## DATA RECORDS
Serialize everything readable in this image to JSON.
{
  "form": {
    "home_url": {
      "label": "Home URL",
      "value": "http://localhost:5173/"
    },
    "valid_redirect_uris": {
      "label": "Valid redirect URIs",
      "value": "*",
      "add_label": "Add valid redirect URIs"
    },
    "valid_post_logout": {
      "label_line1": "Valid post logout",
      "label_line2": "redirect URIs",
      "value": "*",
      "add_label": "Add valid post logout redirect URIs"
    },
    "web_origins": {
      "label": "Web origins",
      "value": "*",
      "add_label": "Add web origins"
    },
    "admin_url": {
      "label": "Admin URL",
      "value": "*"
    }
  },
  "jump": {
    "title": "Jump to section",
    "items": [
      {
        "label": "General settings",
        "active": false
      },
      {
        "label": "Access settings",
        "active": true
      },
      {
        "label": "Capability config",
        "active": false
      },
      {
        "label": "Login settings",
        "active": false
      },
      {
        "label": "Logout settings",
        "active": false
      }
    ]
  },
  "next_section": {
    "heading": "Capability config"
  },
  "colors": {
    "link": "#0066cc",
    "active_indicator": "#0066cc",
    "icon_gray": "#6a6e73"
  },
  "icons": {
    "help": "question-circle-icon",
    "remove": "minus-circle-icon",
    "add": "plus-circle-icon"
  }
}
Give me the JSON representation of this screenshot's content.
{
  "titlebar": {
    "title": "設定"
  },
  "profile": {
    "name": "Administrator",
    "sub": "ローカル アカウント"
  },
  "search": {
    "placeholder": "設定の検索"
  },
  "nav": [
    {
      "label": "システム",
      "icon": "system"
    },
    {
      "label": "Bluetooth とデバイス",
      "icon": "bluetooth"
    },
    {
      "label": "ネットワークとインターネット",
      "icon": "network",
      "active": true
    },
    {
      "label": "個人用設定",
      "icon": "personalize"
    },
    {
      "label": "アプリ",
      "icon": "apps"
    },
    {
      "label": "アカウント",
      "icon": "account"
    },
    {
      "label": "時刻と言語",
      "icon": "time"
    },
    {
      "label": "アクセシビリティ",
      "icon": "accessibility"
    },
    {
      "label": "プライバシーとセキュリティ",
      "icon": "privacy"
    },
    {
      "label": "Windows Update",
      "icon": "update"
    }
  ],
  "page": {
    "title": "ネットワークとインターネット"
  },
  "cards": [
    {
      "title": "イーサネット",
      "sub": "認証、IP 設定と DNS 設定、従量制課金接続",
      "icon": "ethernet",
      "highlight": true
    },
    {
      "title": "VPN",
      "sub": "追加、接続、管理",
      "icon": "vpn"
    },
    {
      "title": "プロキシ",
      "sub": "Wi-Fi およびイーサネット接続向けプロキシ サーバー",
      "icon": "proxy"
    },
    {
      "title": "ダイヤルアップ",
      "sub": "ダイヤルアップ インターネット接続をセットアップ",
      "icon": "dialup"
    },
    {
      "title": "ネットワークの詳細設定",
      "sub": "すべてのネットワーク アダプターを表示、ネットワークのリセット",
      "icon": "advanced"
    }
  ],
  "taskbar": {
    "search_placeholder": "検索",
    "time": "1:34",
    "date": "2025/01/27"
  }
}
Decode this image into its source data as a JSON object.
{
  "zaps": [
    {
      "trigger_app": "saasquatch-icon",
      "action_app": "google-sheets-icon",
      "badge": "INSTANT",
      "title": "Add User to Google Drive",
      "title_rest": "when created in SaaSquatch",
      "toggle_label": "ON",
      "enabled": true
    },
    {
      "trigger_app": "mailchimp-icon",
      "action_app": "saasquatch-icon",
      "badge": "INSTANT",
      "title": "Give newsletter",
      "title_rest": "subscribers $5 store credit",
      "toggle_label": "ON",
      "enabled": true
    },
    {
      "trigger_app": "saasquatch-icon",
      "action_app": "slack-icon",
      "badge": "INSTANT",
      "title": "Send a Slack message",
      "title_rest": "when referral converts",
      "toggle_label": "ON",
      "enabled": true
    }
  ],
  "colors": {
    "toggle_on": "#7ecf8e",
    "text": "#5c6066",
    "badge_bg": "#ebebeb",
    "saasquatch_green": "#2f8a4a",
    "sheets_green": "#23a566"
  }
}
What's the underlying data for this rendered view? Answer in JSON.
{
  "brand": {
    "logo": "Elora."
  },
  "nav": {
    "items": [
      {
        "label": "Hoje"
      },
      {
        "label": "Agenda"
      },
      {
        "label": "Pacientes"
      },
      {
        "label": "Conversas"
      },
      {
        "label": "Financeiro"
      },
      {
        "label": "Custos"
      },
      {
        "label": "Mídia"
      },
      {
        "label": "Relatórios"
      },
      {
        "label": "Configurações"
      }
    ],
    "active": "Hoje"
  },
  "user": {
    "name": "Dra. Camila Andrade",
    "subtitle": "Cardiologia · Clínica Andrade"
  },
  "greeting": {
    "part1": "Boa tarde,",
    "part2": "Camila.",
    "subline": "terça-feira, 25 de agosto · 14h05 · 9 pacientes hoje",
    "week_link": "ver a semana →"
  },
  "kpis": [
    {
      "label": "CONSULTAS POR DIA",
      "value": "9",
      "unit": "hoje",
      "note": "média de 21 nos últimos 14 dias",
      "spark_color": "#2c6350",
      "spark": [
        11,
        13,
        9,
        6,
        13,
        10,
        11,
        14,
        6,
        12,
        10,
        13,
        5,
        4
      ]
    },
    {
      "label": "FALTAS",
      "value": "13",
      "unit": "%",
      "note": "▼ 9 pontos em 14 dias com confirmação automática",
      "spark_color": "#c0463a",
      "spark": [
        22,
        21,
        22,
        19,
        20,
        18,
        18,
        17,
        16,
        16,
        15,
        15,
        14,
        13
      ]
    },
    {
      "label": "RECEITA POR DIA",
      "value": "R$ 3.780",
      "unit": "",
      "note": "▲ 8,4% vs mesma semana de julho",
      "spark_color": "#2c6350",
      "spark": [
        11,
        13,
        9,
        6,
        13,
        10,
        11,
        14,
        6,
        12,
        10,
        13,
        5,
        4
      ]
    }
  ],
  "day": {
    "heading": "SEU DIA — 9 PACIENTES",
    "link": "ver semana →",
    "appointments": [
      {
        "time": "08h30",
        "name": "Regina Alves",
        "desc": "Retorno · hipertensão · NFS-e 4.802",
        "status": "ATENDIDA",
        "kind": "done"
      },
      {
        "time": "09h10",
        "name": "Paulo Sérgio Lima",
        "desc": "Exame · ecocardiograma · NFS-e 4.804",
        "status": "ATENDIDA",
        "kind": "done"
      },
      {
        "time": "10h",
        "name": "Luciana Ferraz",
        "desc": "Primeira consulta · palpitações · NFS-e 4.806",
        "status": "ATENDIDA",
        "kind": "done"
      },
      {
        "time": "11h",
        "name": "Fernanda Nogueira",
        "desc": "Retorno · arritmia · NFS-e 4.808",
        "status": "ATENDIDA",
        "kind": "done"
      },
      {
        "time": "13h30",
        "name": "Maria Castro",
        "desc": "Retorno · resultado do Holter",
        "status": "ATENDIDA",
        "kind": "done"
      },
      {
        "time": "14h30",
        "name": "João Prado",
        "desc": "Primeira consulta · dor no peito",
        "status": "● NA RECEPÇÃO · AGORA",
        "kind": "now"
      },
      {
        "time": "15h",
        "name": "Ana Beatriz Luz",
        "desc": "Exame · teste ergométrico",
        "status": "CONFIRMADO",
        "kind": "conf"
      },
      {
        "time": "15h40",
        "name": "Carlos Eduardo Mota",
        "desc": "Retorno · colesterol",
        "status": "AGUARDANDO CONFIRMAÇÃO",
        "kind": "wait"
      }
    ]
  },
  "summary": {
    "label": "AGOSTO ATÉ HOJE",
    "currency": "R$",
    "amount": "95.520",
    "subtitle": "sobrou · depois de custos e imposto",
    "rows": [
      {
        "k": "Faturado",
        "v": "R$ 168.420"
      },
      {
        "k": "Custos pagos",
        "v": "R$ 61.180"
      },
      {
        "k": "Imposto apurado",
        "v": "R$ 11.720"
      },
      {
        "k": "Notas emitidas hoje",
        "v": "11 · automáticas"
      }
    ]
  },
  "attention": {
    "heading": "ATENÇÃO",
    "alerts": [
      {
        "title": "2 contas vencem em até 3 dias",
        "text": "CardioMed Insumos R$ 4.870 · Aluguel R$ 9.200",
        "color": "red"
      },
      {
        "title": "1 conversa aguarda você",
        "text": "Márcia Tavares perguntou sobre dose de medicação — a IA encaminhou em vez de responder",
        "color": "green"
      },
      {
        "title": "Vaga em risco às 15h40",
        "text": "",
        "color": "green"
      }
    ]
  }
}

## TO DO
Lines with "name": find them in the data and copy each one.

## RESPONSE TO THE EXERCISE
    "name": "Administrator",
    "name": "Dra. Camila Andrade",
        "name": "Regina Alves",
        "name": "Paulo Sérgio Lima",
        "name": "Luciana Ferraz",
        "name": "Fernanda Nogueira",
        "name": "Maria Castro",
        "name": "João Prado",
        "name": "Ana Beatriz Luz",
        "name": "Carlos Eduardo Mota",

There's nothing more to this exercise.